    The Polish vote in 1920? It shows that it is not necessarily true that if you alienate ethnic group A you get support from rival group B. Giving Poznan, the Corridor, part of Upper Silesia, etc. to Poland hurt the Democrats with the Germans but didn't help them much with the Poles. Harding got 44.22 percent of the vote in Chicago's Polonia--slightly behind TR's 46.15 percent in the 1904 landslide but Hughes had gotten less than 30 percent in 1916. https://books.google.com/books?id=dt1hXjPYgxAC&pg=PA243&lpg=PA243 Some Poles resented the minorities provisions of the Versailles Treaty, which they saw as granting "special privileges" for Jews. https://books.google.com/books?id=dt1hXjPYgxAC&pg=PA118

    Well, you might say, if the Poles thought Wilson too pro-Jewish, surely the Jews must have voted Democratic? Wrong again! Cox trailed not only Harding but Debs in heavily Jewish parts of Boston:

    clip.jpg

    https://books.google.com/books?id=7g1jaWlsY24C&pg=PA152

    I don't think it should be necessary to go on to show that there was indeed a massive ethnic backlash against the Democrats in 1920 caused at least in part by the Treaty.

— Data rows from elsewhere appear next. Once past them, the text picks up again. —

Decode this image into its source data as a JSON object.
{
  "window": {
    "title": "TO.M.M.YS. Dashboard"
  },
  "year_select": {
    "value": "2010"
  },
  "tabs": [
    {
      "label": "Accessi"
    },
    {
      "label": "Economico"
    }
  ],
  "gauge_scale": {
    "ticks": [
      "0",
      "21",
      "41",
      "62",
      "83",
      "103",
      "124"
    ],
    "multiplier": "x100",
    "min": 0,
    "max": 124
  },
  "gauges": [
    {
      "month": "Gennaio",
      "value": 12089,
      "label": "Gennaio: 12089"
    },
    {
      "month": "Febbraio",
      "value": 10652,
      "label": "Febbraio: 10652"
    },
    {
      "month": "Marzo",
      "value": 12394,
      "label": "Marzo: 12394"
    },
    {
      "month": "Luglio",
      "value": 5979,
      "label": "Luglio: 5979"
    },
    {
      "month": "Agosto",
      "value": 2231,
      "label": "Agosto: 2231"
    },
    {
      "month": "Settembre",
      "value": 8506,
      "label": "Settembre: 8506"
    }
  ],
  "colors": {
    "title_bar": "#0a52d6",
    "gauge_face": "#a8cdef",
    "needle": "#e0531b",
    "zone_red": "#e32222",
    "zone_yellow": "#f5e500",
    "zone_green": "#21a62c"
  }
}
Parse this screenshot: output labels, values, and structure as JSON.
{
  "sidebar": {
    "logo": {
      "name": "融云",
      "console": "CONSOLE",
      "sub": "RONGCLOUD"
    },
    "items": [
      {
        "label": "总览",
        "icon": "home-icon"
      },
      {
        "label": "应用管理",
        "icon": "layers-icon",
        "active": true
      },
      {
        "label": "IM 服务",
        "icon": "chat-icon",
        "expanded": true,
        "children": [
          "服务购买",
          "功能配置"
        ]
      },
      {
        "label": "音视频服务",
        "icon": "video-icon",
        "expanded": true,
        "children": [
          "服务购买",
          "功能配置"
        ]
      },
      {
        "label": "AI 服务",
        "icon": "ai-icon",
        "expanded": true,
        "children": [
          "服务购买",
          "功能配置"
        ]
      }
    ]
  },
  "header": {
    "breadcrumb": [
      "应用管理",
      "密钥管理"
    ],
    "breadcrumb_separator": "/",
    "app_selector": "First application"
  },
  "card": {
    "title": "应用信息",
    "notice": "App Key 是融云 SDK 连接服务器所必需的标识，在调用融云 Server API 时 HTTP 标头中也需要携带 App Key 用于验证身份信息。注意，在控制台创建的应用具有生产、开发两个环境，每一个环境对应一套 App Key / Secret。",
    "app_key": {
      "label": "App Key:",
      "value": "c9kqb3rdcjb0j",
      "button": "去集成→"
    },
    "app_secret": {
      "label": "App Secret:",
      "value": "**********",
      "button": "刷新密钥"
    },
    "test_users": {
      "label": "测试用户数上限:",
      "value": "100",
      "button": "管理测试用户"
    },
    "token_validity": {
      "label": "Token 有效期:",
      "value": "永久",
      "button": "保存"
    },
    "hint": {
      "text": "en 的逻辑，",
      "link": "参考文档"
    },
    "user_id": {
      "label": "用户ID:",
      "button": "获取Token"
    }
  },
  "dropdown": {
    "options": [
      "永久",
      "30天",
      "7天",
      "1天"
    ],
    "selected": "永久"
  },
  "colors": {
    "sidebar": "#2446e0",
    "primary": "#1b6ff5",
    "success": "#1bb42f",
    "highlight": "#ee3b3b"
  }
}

Maybe Hughes could negotiate a treaty that would avoid such losses, but I doubt it.

    (One might add that whichever party got the US into the war would probably do poorly with Scandinavian-American voters, many of whom were pacifists and/or didn't like going to war with German fellow-Lutherans. Cox got 19.4 percent of the vote in MN in 1920, and Scandinavians as well as Germans contributed to that result.)